▶ Task details:
Show each line of the records below where the word "this" occurs.

(App and web page records)
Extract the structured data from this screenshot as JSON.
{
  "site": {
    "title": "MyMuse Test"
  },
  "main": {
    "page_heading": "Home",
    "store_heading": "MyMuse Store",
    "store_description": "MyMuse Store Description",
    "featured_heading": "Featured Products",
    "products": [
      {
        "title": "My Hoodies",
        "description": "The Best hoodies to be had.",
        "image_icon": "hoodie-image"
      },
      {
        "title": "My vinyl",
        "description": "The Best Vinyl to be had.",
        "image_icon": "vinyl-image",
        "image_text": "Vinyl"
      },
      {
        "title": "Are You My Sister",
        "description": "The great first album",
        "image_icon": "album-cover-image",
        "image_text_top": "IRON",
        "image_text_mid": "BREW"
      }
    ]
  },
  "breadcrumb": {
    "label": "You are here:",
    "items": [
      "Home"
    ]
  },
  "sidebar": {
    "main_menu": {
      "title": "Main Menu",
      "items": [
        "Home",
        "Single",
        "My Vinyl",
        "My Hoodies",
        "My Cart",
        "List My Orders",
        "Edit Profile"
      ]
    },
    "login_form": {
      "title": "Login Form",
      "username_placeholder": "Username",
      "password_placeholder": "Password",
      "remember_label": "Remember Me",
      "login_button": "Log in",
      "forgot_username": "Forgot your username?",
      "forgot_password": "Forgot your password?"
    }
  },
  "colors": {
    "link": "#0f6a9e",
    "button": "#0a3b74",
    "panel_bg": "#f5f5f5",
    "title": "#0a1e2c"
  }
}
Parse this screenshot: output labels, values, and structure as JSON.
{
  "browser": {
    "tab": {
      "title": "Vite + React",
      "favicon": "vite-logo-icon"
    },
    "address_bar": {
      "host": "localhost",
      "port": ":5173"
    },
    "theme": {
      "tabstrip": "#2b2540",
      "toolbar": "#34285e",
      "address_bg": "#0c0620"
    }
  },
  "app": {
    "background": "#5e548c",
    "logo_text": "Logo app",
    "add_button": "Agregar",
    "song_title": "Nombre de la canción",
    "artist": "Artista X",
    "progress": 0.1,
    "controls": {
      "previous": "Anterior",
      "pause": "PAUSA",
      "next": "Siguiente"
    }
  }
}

▶ Reply:
Extract the structured data from this screenshot as JSON.
Parse this screenshot: output labels, values, and structure as JSON.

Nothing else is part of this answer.